It's not only never too early to start saving for your child's college education, but no amount of money saved is really too small. Over time, those small contributions add up. Some parents don't even wait until their child is born, starting a college fund when their offspring is still in utero. It's important to find the right investment vehicles to get college funding rolling. Consistent contributions are key to successfully saving for college.
Your child must have a Social Security number before you can open an account for her. While you can apply for a Social Security card while mother and baby are still in the hospital, you can open a college account before the baby is born by opening the account in your own name and transfering it to your child's name once she's arrived in the world. You can also open an online GradSave account, which allows friends and family to donate education monies in lieu of or in addition to baby gifts.
Formally known as "qualified tuition plans," 529 plans are named for their section authorization under the Internal Revenue code. Earnings in these accounts aren't taxed, as long as the funds are used for educational expenses. Many states offer these plans, and you don't have to be a resident of a particular state to open an account. The amount you can invest annually varies by plan, but some plans allow contributions exceeding $200,000. 529 plans are usually invested in mutual funds. Fees vary according to the plan. You can open 529 accounts directly from the plan sponsor or through your stockbroker.
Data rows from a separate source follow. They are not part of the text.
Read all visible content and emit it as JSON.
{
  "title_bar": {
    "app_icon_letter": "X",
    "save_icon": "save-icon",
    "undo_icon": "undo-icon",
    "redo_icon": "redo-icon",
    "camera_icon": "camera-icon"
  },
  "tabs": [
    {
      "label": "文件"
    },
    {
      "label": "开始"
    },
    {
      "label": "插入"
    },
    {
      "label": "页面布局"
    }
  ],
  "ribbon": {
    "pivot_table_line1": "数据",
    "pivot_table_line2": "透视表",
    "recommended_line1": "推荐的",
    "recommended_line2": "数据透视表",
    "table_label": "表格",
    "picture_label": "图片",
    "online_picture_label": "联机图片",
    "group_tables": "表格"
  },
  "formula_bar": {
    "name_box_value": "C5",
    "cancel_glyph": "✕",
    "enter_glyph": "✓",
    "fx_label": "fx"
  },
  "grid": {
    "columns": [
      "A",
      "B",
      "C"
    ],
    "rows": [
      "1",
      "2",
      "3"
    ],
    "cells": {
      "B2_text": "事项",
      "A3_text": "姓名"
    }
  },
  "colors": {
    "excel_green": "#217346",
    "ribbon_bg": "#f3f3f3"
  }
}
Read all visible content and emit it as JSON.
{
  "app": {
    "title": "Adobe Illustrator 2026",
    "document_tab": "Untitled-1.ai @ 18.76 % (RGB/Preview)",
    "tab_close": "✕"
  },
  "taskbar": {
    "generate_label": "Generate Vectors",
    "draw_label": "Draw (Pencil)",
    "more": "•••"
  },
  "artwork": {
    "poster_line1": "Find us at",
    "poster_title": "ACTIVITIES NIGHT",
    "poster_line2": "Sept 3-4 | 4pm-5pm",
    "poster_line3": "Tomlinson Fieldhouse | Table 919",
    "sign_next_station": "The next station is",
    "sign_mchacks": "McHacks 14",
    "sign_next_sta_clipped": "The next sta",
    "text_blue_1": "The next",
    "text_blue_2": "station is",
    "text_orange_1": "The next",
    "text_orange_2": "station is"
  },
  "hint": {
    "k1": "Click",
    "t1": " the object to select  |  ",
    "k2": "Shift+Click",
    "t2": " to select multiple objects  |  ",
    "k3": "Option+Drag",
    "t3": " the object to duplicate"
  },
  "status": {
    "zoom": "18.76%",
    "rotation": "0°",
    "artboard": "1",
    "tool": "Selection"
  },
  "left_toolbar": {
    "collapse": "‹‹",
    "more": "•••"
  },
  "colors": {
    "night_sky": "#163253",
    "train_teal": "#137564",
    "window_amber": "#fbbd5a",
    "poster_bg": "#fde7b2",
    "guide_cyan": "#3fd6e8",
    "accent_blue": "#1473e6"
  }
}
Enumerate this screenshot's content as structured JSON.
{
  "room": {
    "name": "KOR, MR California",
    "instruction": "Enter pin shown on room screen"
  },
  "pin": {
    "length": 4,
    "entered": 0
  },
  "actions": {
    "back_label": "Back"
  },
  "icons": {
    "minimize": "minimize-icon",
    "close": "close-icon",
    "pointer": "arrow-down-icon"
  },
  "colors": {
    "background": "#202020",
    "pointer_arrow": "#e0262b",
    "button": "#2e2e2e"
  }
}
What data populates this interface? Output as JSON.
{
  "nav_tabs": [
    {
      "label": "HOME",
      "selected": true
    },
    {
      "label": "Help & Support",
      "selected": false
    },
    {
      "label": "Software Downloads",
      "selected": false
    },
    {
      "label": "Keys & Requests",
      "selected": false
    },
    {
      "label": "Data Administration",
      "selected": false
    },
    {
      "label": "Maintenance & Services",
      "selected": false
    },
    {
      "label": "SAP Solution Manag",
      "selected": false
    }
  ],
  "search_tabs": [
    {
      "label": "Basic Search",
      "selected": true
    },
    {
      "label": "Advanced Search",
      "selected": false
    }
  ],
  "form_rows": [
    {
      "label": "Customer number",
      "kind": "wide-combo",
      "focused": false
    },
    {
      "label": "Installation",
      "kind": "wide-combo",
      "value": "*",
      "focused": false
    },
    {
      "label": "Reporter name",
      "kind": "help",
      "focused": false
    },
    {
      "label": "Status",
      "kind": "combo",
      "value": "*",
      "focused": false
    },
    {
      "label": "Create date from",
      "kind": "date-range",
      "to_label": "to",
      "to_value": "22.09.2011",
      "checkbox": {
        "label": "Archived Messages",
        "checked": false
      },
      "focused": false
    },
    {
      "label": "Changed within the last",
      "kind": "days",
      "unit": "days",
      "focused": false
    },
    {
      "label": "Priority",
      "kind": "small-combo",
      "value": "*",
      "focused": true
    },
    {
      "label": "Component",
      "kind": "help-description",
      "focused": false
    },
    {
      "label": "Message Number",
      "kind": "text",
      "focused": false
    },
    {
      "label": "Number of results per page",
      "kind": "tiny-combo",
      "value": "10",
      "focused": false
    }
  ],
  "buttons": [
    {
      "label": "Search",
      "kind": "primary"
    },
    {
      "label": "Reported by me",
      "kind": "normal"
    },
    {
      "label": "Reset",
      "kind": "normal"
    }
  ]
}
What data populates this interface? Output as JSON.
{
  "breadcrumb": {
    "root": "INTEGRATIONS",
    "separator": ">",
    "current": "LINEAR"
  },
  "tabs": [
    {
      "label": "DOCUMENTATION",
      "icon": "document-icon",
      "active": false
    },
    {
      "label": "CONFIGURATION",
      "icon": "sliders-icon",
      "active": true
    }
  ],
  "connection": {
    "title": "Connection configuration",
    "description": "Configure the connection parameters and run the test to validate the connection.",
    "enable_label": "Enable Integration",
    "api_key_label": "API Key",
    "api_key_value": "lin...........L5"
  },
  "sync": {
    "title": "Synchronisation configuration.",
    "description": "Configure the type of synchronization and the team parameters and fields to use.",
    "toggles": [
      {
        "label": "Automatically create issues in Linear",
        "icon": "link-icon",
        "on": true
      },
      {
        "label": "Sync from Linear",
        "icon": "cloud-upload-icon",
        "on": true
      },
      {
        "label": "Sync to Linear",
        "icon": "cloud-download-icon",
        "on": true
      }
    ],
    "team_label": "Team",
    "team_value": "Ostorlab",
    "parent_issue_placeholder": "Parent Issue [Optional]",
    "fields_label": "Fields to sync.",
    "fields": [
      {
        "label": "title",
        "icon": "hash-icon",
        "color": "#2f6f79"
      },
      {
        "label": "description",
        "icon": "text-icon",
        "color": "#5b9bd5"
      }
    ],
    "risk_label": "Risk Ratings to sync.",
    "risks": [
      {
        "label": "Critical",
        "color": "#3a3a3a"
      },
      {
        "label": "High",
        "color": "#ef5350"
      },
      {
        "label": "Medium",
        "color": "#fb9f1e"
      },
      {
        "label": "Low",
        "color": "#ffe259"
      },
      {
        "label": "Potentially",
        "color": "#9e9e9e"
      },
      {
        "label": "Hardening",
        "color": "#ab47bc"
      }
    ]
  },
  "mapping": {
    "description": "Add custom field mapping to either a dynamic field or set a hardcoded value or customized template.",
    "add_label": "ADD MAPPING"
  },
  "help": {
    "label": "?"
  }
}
U.S. Savings Bonds
Plain vanilla U.S. savings bonds have been a staple of college saving for generations. While you won't earn significant returns -- as is possible in some stock and mutual fund investments -- you won't lose money, either. If you use bonds issued in your name to pay your child's education-related expenses, the earnings are tax-free. Only series EE bonds issued since 1989 or series I bonds qualify for the tax exemption.
Coverdell Education Savings Accounts
Opening a Coverdell education savings account allows you to save tax-free for your child's education. Although you can open more than one Coverdell account per child, you're limited to contributing a total of $2,000 annually for all such accounts. That's as long as you meet the adjusted gross income limits. At publication, that's less than $110,000 for an individual and under $220,000 for couples filing jointly. When the money is withdrawn for educational use, you don't pay tax unless the withdrawals are greater than your child's educational expenses for that year.
You can open a mutual fund account designated for your child's education either in your own name or in your child's name in a Uniform Gift to Minors account with you as the trustee. You'll pay taxes on mutual fund earnings in your name at your tax rate. If the account is registered as a UGMA, the first $1,000 in earnings is not taxed and the second $1,000 in earnings is taxed at the child's 10 percent rate. However, earnings over $2,000 are taxed at your rate, unless the child's tax rate is higher.
- U.S. News and World Report: Kick Off College Savings Before a Child Is Born
- Internal Revenue Service: Coverdell Education Savings Account (ESA)
- U.S. Securities and Exchange Commission: An Introduction to 529 Plans
- College Savings Plan Network: Getting Started with 529 Plans
- Internal Revenue Service: Education Savings Bond Program
- TIAA-CREF: Using Mutual Funds to Save for College
- FinAid: UGMA and UTMA Custodial Accounts